Neale said he initially voted in that manner to buy himself some time to do his homework, and he came to support the bill after Department of Public Works Director Rob Desmarais told him how much money it would take to repair all the roads and sidewalks in Amesbury that need fixing.
Neale said his view was that Amesbury should be taking advantage of every possible revenue stream separate from property taxes to help tackle that problem, particularly one that targets discretionary spending while drawing money from non-Amesbury residents as well. He added that he doesn’t believe a 75-cent tax on a $100 bill would stop anybody from going out to eat in the city.
“I’m for getting as much money from other people to help us, I’m for a less aggressive tax, and I’m for trying to get a handle on our $50 million problem,” Neale said.
For some of the councilors who opposed the measure, the idea that the new tax would “only” add a few cents to most bills didn’t make any difference. They argued that Amesbury residents are overtaxed, and the council shouldn’t be approving any additional taxes, even small ones.
“I look at Amesbury in a similar way that many of us do in that it’s a community where many of us have grown up here, so it’s not very uppity,” Kimball said. “I know it’s only 75 cents on a $100 bill, but principally it doesn’t sit well for me.”
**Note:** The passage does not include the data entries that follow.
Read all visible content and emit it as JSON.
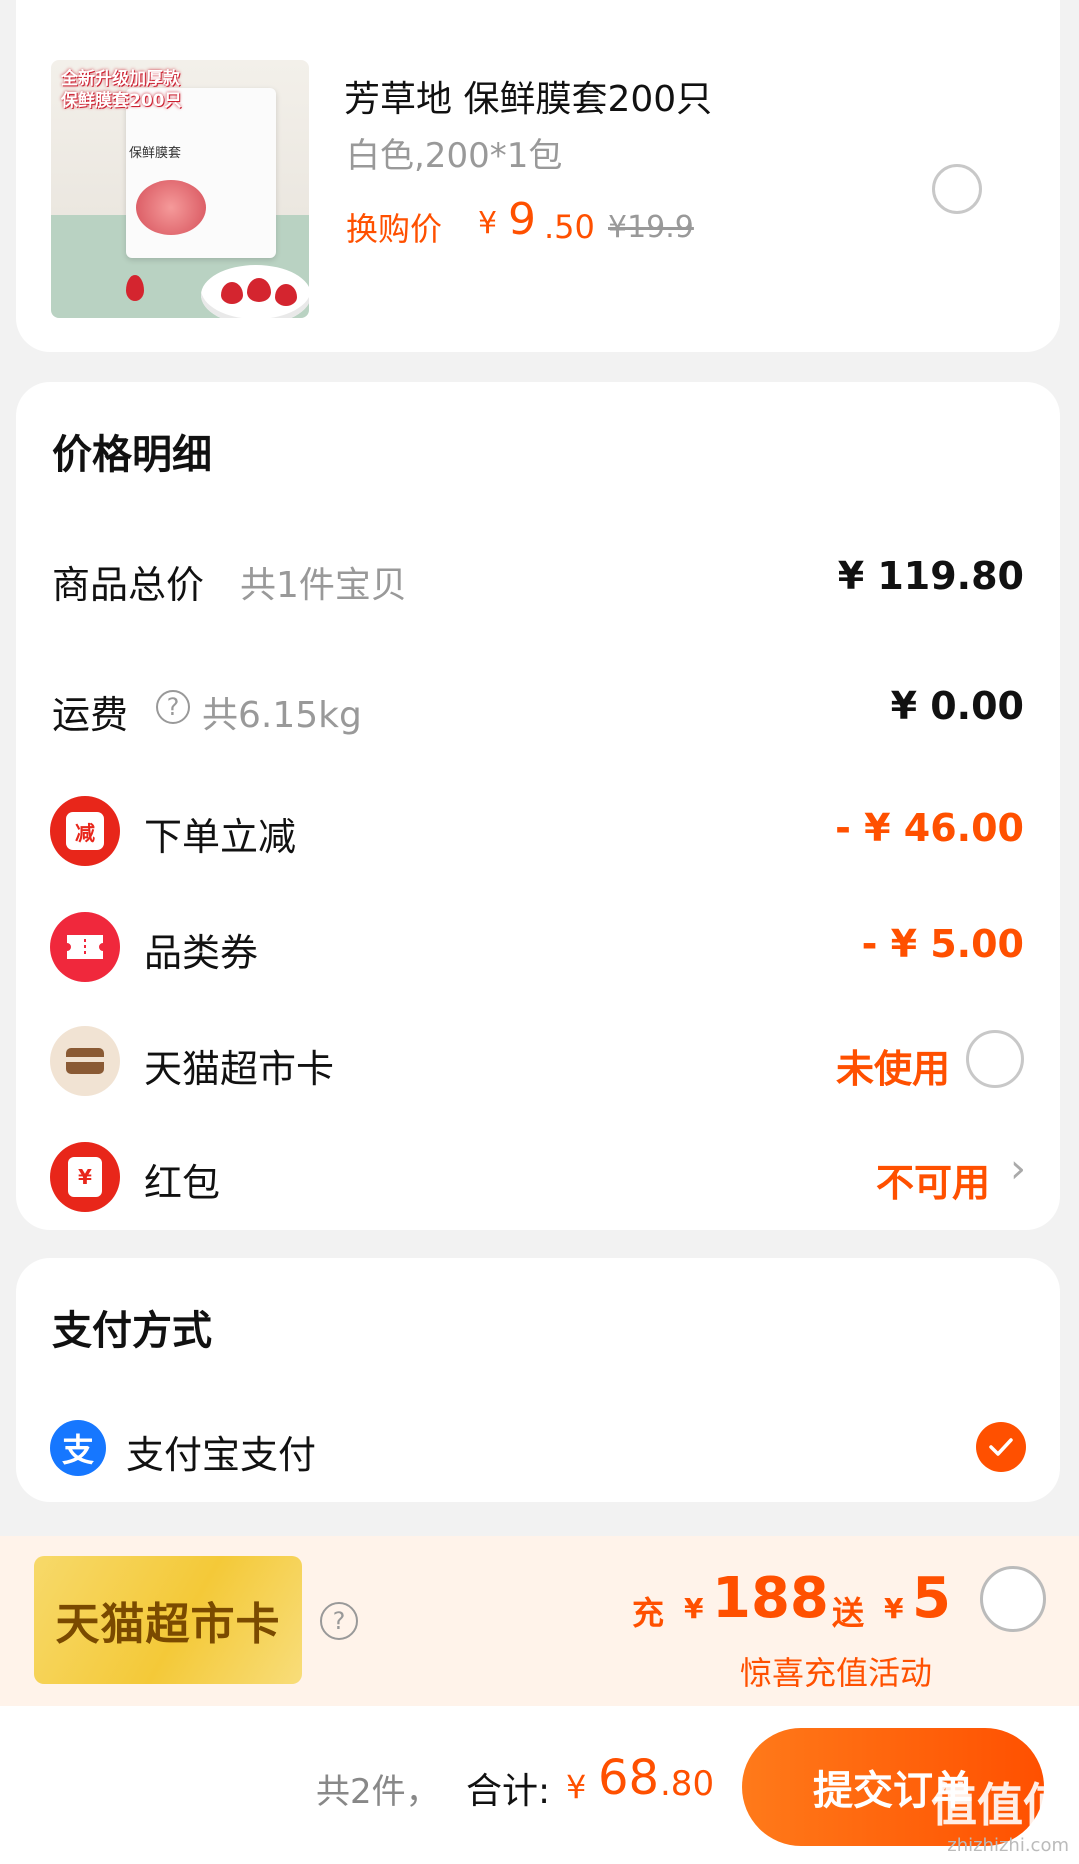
{
  "product": {
    "image_tag_line1": "全新升级加厚款",
    "image_tag_line2": "保鲜膜套200只",
    "image_bag_title": "保鲜膜套",
    "title": "芳草地 保鲜膜套200只",
    "spec": "白色,200*1包",
    "price_label": "换购价",
    "yen": "¥",
    "price_int": "9",
    "price_dec": ".50",
    "original_price": "¥19.9",
    "selected": false
  },
  "price_detail": {
    "title": "价格明细",
    "goods_total_label": "商品总价",
    "goods_total_sub": "共1件宝贝",
    "goods_total_value": "¥ 119.80",
    "shipping_label": "运费",
    "shipping_help": "?",
    "shipping_sub": "共6.15kg",
    "shipping_value": "¥ 0.00",
    "instant_discount_badge": "减",
    "instant_discount_label": "下单立减",
    "instant_discount_value": "- ¥ 46.00",
    "category_coupon_label": "品类券",
    "category_coupon_value": "- ¥ 5.00",
    "tmall_card_label": "天猫超市卡",
    "tmall_card_status": "未使用",
    "red_packet_badge": "¥",
    "red_packet_label": "红包",
    "red_packet_status": "不可用",
    "chevron": "›"
  },
  "payment": {
    "title": "支付方式",
    "alipay_icon_char": "支",
    "alipay_label": "支付宝支付",
    "selected": true
  },
  "recharge": {
    "card_label": "天猫超市卡",
    "help": "?",
    "charge_label": "充",
    "yen": "¥",
    "charge_amount": "188",
    "gift_label": "送",
    "gift_amount": "5",
    "subtitle": "惊喜充值活动",
    "selected": false
  },
  "footer": {
    "count": "共2件，",
    "total_label": "合计:",
    "yen": "¥",
    "total_int": "68",
    "total_dec": ".80",
    "submit_label": "提交订单",
    "watermark": "值值值",
    "watermark_url": "zhizhizhi.com"
  },
  "colors": {
    "accent": "#ff5000",
    "discount_badge": "#e8261a",
    "coupon_badge": "#f0283c",
    "card_badge": "#f1e3d3",
    "alipay": "#1677ff"
  }
}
Regardless, by approving the measure, Amesbury becomes the 18th community in Essex County to adopt the local meals tax, joining Newburyport, Haverhill, Ipswich and others. The new tax will also remain lower than the 9 percent state meals tax that New Hampshire charges, meaning Amesbury restaurants will retain a competitive advantage over establishments in Seabrook and Hampton.